Does Medicare cover biologics for Psoriasis every time?

When choosing a doctor to treat psoriasis with IVs or injections, ask if the office has a Biologics Coordinator. This person will be an advocate between the patient and Medicare, pushing for ongoing coverage for this helpful treatment. 

Does Medicare cover phototherapy for Psoriasis every time?

The key to being approved for light therapy or phototherapy is that it must be medically necessary. It cannot be for vanity or cosmetic reasons. A doctor must prescribe and accept the Medicare assignment to make this procedure covered.

Psoriasis: defined

Psoriasis (suh-RYE-us-sis) comes from the Greek word “psora,” meaning “itch.” The hallmark of a psoriasis outbreak is patches of distorted skin, either looking like a wound, rash, or growth. 

More than 7.5 million adults in America and 125 million people globally struggle with this condition. That’s 3% of the population and growing. 

There are five variations of psoriasis:

  • Plaque: A collection of skin cells that form scaly sections of raised skin. This painful and itch-inducing version can also turn into a wound, as it easily can lead to cracking and bleeding. 
  • Guttate: Red rashes are small but numerous and can cover certain body parts. 
  • Pustular: These pus-filled bumps, either white or red in color, are called “pustules.” 
  • Inverse: Attacks the areas where the skin folds, like armpits and groin areas. The smooth red patches can be exacerbated by sweat, bacteria, and other bodily fluids in these regions. 
  • Erythrodermic: This version is somewhat of a mix of all the above and is generally the most dangerous. A body can feel like it’s one fire with a large portion of the body covered in scales above bright red rashes.

Psoriatic arthritis doesn’t just affect your skin, but it attacks your joints as well, similar to osteoarthritis and rheumatoid arthritis. One in three psoriasis patients is at risk of developing psoriatic arthritis.

Who is at risk of getting Psoriasis?

Psoriasis doesn’t have a “type.” Anyone of any age or ethnicity could get it. While it’s more common to see first symptoms in the decade between 15 years old and 25 years old, there’s no limit. Guttate psoriasis is more likely to form in people under 18 years old after a bout with a strep infection. 

What causes Psoriasis?

It stems from the immune system. A hyperactive immune system rapidly produces skin cells for reasons not entirely medically understood. While the average person will grow and shed these skin cells, people living with Psoriasis don’t shed the cells. Instead, they form a stack of skin known as “plaque” on various body parts. 

There is also a genetic connection, but even that part is relatively misunderstood. Having a family history doesn’t mean you’ll get it and having no family history doesn’t mean you won’t. 

While the immune system anomaly is the start, outbreaks can be triggered. This means an action or experience that causes a flare-up. 

  • Skin Trauma: As part of what’s called the Koebner Phenomenon, any trauma—accidental or intentional—can spur an outbreak.

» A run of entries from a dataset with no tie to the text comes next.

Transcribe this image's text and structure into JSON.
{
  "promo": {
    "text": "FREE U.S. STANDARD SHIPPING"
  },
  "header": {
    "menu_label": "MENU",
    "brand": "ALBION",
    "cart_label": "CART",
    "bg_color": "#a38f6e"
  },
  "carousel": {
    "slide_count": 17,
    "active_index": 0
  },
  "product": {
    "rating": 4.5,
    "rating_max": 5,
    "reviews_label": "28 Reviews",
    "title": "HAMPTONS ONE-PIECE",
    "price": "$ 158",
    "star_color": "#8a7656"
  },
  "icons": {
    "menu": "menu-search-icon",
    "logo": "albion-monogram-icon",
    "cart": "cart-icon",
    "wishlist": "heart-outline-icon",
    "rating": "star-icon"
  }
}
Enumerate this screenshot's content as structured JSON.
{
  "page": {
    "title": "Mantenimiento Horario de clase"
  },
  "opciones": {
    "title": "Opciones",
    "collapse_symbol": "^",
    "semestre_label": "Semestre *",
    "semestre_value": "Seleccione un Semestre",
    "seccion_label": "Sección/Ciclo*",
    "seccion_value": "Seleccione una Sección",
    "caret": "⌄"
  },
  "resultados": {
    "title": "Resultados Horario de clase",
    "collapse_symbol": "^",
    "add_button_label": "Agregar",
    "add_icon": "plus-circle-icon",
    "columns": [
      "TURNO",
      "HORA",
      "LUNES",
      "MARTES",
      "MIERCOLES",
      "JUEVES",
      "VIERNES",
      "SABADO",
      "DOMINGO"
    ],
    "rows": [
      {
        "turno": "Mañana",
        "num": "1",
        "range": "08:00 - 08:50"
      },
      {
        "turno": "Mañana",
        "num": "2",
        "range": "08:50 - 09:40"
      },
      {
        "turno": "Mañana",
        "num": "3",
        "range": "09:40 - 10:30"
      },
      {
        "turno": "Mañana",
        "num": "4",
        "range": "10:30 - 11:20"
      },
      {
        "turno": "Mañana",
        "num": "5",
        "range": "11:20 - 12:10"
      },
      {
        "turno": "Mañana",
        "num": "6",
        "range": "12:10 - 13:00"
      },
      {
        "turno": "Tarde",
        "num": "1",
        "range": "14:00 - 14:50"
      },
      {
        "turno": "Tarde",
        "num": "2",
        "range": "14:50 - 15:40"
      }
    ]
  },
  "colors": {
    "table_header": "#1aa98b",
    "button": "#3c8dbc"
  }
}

This could be anything from a patient getting their ears pierced or a mosquito bite, to scraped skin after falling down.
  • Stress: This is a “which came first” scenario where life stressors can cause a flare-up, and the flare-ups, in turn, cause more stress. 
  • Cold Weather: Cold air generally means drier air, which leads to less skin moisture. Dry skin can crack and bleed, making the outbreak more painful and challenging to manage. 
  • Smoking & Drinking: Many people notice outbreaks after binge drinking and exposure to or use of cigarettes and related smoke. Alcohol can also interfere with medications to treat psoriasis.

Can Psoriasis be cured?

There is no cure for any psoriasis variations, but there are numerous ways to manage the pain of an outbreak and limit future outbreaks. You can also focus treatment on reducing the appearance of skin lesions. 

Supporting Kansans with Medicare and Psoriasis treatment

Nothing about psoriasis is simple, and you need someone on your side to help keep the costs down while maximizing treatment options. Contact Blue Cross and Blue Shield of Kansas through the website or call 1-800-432-3990 to get a compassionate and dedicated ally.

Leave a Reply